● What you will do:
Down to the last line, set the entries down again exactly.

Extracted records

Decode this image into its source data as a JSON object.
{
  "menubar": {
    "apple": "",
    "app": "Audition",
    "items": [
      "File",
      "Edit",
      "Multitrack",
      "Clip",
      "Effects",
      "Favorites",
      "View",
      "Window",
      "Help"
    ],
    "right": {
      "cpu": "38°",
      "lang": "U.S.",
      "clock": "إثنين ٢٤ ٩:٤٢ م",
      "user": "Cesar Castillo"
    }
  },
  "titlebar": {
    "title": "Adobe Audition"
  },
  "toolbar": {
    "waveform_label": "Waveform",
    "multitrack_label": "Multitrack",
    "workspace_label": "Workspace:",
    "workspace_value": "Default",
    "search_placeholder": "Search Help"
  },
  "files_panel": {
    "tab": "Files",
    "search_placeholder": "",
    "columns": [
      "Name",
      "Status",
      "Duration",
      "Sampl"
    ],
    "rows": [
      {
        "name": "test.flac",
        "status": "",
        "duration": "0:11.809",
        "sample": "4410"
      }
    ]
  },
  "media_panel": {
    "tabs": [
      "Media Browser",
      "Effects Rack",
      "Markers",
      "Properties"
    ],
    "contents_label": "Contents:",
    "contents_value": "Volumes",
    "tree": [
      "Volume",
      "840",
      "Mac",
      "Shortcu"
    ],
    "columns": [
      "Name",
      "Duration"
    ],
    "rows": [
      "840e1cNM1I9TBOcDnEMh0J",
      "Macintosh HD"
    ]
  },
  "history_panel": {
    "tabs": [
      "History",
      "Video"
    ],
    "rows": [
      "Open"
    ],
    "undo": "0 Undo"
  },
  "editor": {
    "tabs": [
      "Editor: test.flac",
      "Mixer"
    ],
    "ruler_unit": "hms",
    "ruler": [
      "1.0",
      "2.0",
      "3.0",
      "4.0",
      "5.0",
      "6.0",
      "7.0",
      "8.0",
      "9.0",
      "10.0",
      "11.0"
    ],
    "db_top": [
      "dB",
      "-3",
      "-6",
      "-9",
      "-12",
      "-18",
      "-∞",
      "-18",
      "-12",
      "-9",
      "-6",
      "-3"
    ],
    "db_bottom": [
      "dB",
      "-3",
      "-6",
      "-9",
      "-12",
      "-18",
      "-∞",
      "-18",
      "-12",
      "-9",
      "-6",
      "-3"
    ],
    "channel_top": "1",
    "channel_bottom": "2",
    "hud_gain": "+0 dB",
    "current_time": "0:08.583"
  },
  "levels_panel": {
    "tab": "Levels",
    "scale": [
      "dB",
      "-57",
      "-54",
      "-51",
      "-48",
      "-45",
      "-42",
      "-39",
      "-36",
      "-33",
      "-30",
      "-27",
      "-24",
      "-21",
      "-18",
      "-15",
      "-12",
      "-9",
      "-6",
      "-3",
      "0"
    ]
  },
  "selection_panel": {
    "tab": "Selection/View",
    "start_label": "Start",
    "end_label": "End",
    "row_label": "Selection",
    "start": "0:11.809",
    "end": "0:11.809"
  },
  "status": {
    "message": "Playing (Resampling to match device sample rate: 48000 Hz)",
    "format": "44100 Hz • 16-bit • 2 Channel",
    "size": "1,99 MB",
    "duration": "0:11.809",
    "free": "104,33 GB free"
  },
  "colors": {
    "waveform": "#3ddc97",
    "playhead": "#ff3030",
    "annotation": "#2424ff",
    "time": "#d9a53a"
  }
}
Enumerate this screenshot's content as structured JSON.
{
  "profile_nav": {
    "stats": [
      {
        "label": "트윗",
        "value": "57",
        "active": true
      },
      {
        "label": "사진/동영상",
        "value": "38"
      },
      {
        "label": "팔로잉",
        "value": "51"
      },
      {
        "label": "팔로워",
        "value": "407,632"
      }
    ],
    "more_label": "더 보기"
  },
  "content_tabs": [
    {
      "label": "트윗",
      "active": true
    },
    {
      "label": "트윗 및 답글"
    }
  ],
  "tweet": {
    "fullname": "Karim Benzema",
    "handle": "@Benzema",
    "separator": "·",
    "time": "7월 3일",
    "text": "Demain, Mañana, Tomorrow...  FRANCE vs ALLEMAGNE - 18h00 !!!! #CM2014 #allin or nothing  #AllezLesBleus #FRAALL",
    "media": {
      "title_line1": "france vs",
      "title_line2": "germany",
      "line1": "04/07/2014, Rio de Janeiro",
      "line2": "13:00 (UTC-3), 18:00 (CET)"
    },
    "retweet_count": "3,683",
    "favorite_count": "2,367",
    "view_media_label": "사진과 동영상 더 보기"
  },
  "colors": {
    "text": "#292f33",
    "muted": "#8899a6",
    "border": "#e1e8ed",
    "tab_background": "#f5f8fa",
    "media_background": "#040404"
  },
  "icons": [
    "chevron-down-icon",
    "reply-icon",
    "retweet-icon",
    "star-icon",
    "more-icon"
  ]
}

● Answer area:
Decode this image into its source data as a JSON object.
{
  "menubar": {
    "apple": "",
    "app": "Audition",
    "items": [
      "File",
      "Edit",
      "Multitrack",
      "Clip",
      "Effects",
      "Favorites",
      "View",
      "Window",
      "Help"
    ],
    "right": {
      "cpu": "38°",
      "lang": "U.S.",
      "clock": "إثنين ٢٤ ٩:٤٢ م",
      "user": "Cesar Castillo"
    }
  },
  "titlebar": {
    "title": "Adobe Audition"
  },
  "toolbar": {
    "waveform_label": "Waveform",
    "multitrack_label": "Multitrack",
    "workspace_label": "Workspace:",
    "workspace_value": "Default",
    "search_placeholder": "Search Help"
  },
  "files_panel": {
    "tab": "Files",
    "search_placeholder": "",
    "columns": [
      "Name",
      "Status",
      "Duration",
      "Sampl"
    ],
    "rows": [
      {
        "name": "test.flac",
        "status": "",
        "duration": "0:11.809",
        "sample": "4410"
      }
    ]
  },
  "media_panel": {
    "tabs": [
      "Media Browser",
      "Effects Rack",
      "Markers",
      "Properties"
    ],
    "contents_label": "Contents:",
    "contents_value": "Volumes",
    "tree": [
      "Volume",
      "840",
      "Mac",
      "Shortcu"
    ],
    "columns": [
      "Name",
      "Duration"
    ],
    "rows": [
      "840e1cNM1I9TBOcDnEMh0J",
      "Macintosh HD"
    ]
  },
  "history_panel": {
    "tabs": [
      "History",
      "Video"
    ],
    "rows": [
      "Open"
    ],
    "undo": "0 Undo"
  },
  "editor": {
    "tabs": [
      "Editor: test.flac",
      "Mixer"
    ],
    "ruler_unit": "hms",
    "ruler": [
      "1.0",
      "2.0",
      "3.0",
      "4.0",
      "5.0",
      "6.0",
      "7.0",
      "8.0",
      "9.0",
      "10.0",
      "11.0"
    ],
    "db_top": [
      "dB",
      "-3",
      "-6",
      "-9",
      "-12",
      "-18",
      "-∞",
      "-18",
      "-12",
      "-9",
      "-6",
      "-3"
    ],
    "db_bottom": [
      "dB",
      "-3",
      "-6",
      "-9",
      "-12",
      "-18",
      "-∞",
      "-18",
      "-12",
      "-9",
      "-6",
      "-3"
    ],
    "channel_top": "1",
    "channel_bottom": "2",
    "hud_gain": "+0 dB",
    "current_time": "0:08.583"
  },
  "levels_panel": {
    "tab": "Levels",
    "scale": [
      "dB",
      "-57",
      "-54",
      "-51",
      "-48",
      "-45",
      "-42",
      "-39",
      "-36",
      "-33",
      "-30",
      "-27",
      "-24",
      "-21",
      "-18",
      "-15",
      "-12",
      "-9",
      "-6",
      "-3",
      "0"
    ]
  },
  "selection_panel": {
    "tab": "Selection/View",
    "start_label": "Start",
    "end_label": "End",
    "row_label": "Selection",
    "start": "0:11.809",
    "end": "0:11.809"
  },
  "status": {
    "message": "Playing (Resampling to match device sample rate: 48000 Hz)",
    "format": "44100 Hz • 16-bit • 2 Channel",
    "size": "1,99 MB",
    "duration": "0:11.809",
    "free": "104,33 GB free"
  },
  "colors": {
    "waveform": "#3ddc97",
    "playhead": "#ff3030",
    "annotation": "#2424ff",
    "time": "#d9a53a"
  }
}
Enumerate this screenshot's content as structured JSON.
{
  "profile_nav": {
    "stats": [
      {
        "label": "트윗",
        "value": "57",
        "active": true
      },
      {
        "label": "사진/동영상",
        "value": "38"
      },
      {
        "label": "팔로잉",
        "value": "51"
      },
      {
        "label": "팔로워",
        "value": "407,632"
      }
    ],
    "more_label": "더 보기"
  },
  "content_tabs": [
    {
      "label": "트윗",
      "active": true
    },
    {
      "label": "트윗 및 답글"
    }
  ],
  "tweet": {
    "fullname": "Karim Benzema",
    "handle": "@Benzema",
    "separator": "·",
    "time": "7월 3일",
    "text": "Demain, Mañana, Tomorrow...  FRANCE vs ALLEMAGNE - 18h00 !!!! #CM2014 #allin or nothing  #AllezLesBleus #FRAALL",
    "media": {
      "title_line1": "france vs",
      "title_line2": "germany",
      "line1": "04/07/2014, Rio de Janeiro",
      "line2": "13:00 (UTC-3), 18:00 (CET)"
    },
    "retweet_count": "3,683",
    "favorite_count": "2,367",
    "view_media_label": "사진과 동영상 더 보기"
  },
  "colors": {
    "text": "#292f33",
    "muted": "#8899a6",
    "border": "#e1e8ed",
    "tab_background": "#f5f8fa",
    "media_background": "#040404"
  },
  "icons": [
    "chevron-down-icon",
    "reply-icon",
    "retweet-icon",
    "star-icon",
    "more-icon"
  ]
}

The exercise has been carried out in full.